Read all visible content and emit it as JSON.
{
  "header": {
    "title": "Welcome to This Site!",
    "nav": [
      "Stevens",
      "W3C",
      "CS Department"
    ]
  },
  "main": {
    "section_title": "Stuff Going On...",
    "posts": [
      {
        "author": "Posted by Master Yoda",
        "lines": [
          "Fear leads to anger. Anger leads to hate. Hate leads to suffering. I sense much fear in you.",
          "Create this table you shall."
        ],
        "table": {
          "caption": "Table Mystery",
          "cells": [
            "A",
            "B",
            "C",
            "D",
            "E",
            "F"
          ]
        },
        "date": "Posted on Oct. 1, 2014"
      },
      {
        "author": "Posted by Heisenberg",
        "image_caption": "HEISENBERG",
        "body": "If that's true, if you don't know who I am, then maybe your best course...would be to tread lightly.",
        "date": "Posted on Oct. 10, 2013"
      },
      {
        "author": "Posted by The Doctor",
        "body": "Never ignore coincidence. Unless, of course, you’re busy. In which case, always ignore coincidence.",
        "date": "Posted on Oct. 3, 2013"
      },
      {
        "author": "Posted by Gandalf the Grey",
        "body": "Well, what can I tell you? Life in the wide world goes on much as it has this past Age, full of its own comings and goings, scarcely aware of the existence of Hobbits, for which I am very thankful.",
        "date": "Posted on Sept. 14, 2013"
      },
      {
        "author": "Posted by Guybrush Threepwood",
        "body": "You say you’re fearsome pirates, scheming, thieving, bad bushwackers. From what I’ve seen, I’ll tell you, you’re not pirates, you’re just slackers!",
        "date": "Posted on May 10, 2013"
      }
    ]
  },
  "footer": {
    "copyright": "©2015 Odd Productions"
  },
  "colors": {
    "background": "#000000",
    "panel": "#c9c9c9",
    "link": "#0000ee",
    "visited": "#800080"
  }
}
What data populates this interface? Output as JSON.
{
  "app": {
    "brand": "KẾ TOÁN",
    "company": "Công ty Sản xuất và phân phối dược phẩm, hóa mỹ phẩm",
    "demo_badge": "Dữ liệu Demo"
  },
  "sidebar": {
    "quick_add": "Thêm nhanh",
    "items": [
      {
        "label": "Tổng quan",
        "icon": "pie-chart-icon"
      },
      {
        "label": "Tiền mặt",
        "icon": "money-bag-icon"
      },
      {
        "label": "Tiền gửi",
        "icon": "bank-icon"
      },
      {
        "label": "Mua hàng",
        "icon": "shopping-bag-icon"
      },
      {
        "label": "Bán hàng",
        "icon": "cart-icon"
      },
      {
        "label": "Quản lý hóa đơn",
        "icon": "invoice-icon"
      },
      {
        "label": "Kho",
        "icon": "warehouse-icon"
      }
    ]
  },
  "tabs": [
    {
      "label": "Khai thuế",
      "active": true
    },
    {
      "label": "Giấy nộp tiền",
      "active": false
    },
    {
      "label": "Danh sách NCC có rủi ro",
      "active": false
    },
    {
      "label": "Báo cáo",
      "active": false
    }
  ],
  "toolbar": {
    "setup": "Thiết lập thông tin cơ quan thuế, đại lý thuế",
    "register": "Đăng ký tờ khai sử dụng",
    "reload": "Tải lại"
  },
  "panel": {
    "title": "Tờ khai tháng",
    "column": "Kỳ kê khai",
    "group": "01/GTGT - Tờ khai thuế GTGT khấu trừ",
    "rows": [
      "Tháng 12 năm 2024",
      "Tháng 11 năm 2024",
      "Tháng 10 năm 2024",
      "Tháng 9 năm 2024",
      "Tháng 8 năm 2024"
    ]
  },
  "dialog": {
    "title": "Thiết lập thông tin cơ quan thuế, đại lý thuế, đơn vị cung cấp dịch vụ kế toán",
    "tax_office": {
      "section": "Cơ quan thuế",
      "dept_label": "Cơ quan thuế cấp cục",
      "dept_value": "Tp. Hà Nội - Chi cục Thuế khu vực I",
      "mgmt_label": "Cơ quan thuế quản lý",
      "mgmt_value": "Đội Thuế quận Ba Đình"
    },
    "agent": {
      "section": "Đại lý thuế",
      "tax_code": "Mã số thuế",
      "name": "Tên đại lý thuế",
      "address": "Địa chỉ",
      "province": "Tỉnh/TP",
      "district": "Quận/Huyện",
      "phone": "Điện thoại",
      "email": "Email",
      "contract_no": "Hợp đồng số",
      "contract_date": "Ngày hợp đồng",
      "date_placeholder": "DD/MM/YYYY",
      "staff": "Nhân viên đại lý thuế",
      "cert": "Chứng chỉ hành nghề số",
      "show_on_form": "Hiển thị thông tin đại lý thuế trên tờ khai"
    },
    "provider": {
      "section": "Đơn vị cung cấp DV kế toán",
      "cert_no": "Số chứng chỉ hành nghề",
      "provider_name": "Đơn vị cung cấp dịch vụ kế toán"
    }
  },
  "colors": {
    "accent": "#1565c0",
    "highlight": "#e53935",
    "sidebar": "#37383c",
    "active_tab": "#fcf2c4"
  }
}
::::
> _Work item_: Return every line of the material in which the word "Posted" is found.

> _Written solution_:
        "author": "Posted by Master Yoda",
        "date": "Posted on Oct. 1, 2014"
        "author": "Posted by Heisenberg",
        "date": "Posted on Oct. 10, 2013"
        "author": "Posted by The Doctor",
        "date": "Posted on Oct. 3, 2013"
        "author": "Posted by Gandalf the Grey",
        "date": "Posted on Sept. 14, 2013"
        "author": "Posted by Guybrush Threepwood",
        "date": "Posted on May 10, 2013"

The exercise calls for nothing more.